   The present paper belongs to this trend, but is more directly pertinent to Esenin-Volʹpin's own motivations in that it tackles the question of a consistency proof for ZF, the principal intended application of ultraintuitionism. (The paper considers not ZF itself but an equiconsistent nonextensional theory ZF^{\text{} and a variant (ZF).)
   The first two pages give us a nice introduction to a portion of Esenin-Volʹpin's own philosophy, explaining how it differs from traditional intuitionism and describing the crucial (for this paper) notion of natural number sequences of different lengths. As pointed out by G. Kreisel in his review of Esenin-Volʹpin's first paper [Zbl 134, 9] above, this notion is reminiscent of nonstandard analysis; there also one deals with two systems N, N of natural numbers, of which only one, however, is standard.

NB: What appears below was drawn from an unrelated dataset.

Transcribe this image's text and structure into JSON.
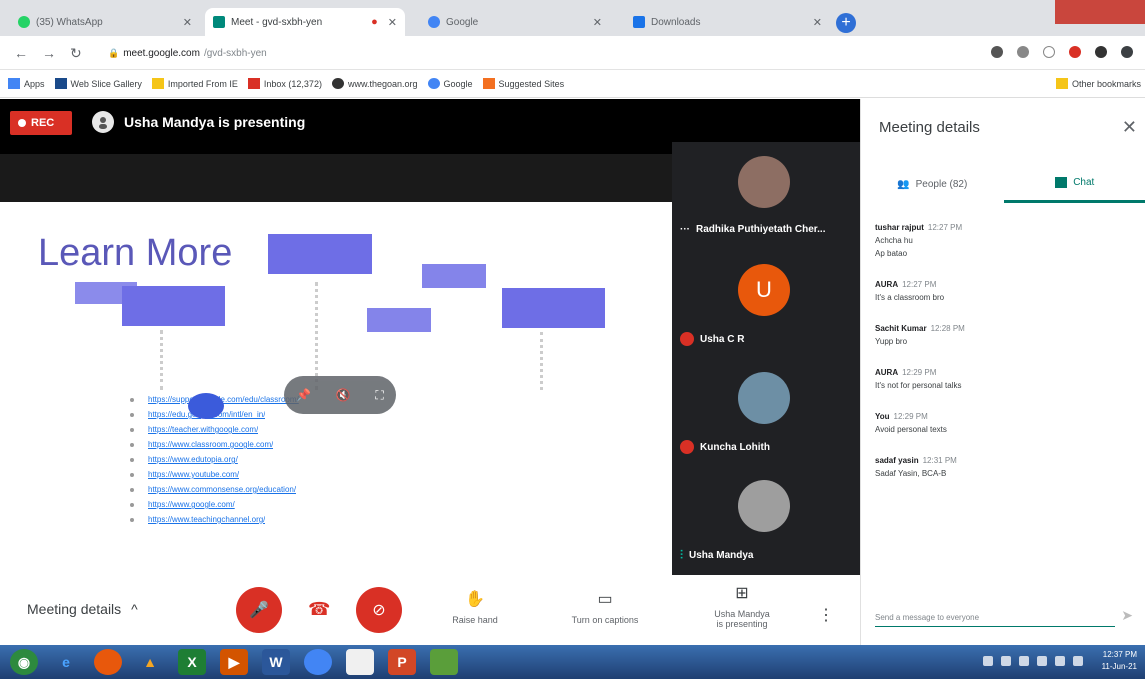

   Taking this analogy seriously, the author constructs two structures Tn0,T0 the first of which satisfies all the axioms of ZF^{\text{} without the axiom of infinity, whereas the second does satisfy the axiom of infinity but fails replacement and comprehension. A collection G of proof trees is then set up in order to pick and choose between the properties of the two structures described above, so as to obtain the whole of (ZF) without obtaining, also, a contradiction.
   The methods are ingenious and the treatment elegant, but unfortunately the author chooses to follow Esenin-Volʹpin's own, rather sketchy, style of exposition. Details of proofs are never given and even definitions and axioms are quite frequently omitted. There is no discussion, as there ought to be, of how the proposed consistency proof meets the conditions imposed by Gödel's second theorem. Thus the reader is intrigued and involved without quite knowing just what it is that he has learned. A fuller version of the paper is promised on p. 87, but has not been forthcoming. Surely, fifteen years after the initial announcements and claims, the mathematical community deserves something a bit more solid.
Reviewed by R. Parikh
American Mathematical Society